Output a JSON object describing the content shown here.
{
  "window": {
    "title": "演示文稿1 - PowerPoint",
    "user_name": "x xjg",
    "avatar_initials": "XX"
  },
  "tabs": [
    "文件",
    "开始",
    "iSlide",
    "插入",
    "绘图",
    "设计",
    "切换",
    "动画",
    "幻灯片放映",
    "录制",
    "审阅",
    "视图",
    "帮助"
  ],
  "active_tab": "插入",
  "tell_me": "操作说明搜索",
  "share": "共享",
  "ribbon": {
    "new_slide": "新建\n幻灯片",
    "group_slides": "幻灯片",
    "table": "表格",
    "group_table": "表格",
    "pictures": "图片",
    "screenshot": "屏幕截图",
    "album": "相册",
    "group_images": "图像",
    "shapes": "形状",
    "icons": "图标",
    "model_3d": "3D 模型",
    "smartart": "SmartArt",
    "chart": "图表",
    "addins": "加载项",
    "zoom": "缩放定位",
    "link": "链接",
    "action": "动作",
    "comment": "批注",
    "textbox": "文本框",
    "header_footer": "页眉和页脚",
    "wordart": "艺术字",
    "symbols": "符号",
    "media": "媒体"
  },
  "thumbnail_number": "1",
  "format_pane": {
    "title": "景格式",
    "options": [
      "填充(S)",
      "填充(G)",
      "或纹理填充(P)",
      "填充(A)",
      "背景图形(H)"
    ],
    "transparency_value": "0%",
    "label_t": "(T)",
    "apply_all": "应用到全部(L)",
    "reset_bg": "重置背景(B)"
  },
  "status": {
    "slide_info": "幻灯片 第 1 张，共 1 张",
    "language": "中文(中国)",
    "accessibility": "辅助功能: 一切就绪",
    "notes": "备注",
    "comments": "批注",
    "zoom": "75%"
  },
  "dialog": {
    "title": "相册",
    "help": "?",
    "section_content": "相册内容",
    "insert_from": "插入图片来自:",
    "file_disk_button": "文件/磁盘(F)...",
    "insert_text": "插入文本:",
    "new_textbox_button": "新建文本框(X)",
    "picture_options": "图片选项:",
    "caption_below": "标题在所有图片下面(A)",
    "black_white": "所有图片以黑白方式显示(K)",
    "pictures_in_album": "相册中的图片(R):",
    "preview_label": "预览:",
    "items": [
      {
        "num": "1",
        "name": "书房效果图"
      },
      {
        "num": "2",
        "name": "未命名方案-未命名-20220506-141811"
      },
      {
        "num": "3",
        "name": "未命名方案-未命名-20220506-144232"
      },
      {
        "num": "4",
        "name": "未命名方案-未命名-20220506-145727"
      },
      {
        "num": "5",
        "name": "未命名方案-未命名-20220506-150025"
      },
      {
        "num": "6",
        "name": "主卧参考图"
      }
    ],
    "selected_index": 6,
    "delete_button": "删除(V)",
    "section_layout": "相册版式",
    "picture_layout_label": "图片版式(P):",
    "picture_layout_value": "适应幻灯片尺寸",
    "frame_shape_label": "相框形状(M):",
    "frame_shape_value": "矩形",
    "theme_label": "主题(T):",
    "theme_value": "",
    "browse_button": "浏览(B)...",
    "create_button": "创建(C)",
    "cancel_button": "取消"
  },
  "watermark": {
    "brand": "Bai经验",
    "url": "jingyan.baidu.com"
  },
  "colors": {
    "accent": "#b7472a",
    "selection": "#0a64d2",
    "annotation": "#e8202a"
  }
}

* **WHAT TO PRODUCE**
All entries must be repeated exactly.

* **RESULT OF THE EXERCISE**
Output a JSON object describing the content shown here.
{
  "window": {
    "title": "演示文稿1 - PowerPoint",
    "user_name": "x xjg",
    "avatar_initials": "XX"
  },
  "tabs": [
    "文件",
    "开始",
    "iSlide",
    "插入",
    "绘图",
    "设计",
    "切换",
    "动画",
    "幻灯片放映",
    "录制",
    "审阅",
    "视图",
    "帮助"
  ],
  "active_tab": "插入",
  "tell_me": "操作说明搜索",
  "share": "共享",
  "ribbon": {
    "new_slide": "新建\n幻灯片",
    "group_slides": "幻灯片",
    "table": "表格",
    "group_table": "表格",
    "pictures": "图片",
    "screenshot": "屏幕截图",
    "album": "相册",
    "group_images": "图像",
    "shapes": "形状",
    "icons": "图标",
    "model_3d": "3D 模型",
    "smartart": "SmartArt",
    "chart": "图表",
    "addins": "加载项",
    "zoom": "缩放定位",
    "link": "链接",
    "action": "动作",
    "comment": "批注",
    "textbox": "文本框",
    "header_footer": "页眉和页脚",
    "wordart": "艺术字",
    "symbols": "符号",
    "media": "媒体"
  },
  "thumbnail_number": "1",
  "format_pane": {
    "title": "景格式",
    "options": [
      "填充(S)",
      "填充(G)",
      "或纹理填充(P)",
      "填充(A)",
      "背景图形(H)"
    ],
    "transparency_value": "0%",
    "label_t": "(T)",
    "apply_all": "应用到全部(L)",
    "reset_bg": "重置背景(B)"
  },
  "status": {
    "slide_info": "幻灯片 第 1 张，共 1 张",
    "language": "中文(中国)",
    "accessibility": "辅助功能: 一切就绪",
    "notes": "备注",
    "comments": "批注",
    "zoom": "75%"
  },
  "dialog": {
    "title": "相册",
    "help": "?",
    "section_content": "相册内容",
    "insert_from": "插入图片来自:",
    "file_disk_button": "文件/磁盘(F)...",
    "insert_text": "插入文本:",
    "new_textbox_button": "新建文本框(X)",
    "picture_options": "图片选项:",
    "caption_below": "标题在所有图片下面(A)",
    "black_white": "所有图片以黑白方式显示(K)",
    "pictures_in_album": "相册中的图片(R):",
    "preview_label": "预览:",
    "items": [
      {
        "num": "1",
        "name": "书房效果图"
      },
      {
        "num": "2",
        "name": "未命名方案-未命名-20220506-141811"
      },
      {
        "num": "3",
        "name": "未命名方案-未命名-20220506-144232"
      },
      {
        "num": "4",
        "name": "未命名方案-未命名-20220506-145727"
      },
      {
        "num": "5",
        "name": "未命名方案-未命名-20220506-150025"
      },
      {
        "num": "6",
        "name": "主卧参考图"
      }
    ],
    "selected_index": 6,
    "delete_button": "删除(V)",
    "section_layout": "相册版式",
    "picture_layout_label": "图片版式(P):",
    "picture_layout_value": "适应幻灯片尺寸",
    "frame_shape_label": "相框形状(M):",
    "frame_shape_value": "矩形",
    "theme_label": "主题(T):",
    "theme_value": "",
    "browse_button": "浏览(B)...",
    "create_button": "创建(C)",
    "cancel_button": "取消"
  },
  "watermark": {
    "brand": "Bai经验",
    "url": "jingyan.baidu.com"
  },
  "colors": {
    "accent": "#b7472a",
    "selection": "#0a64d2",
    "annotation": "#e8202a"
  }
}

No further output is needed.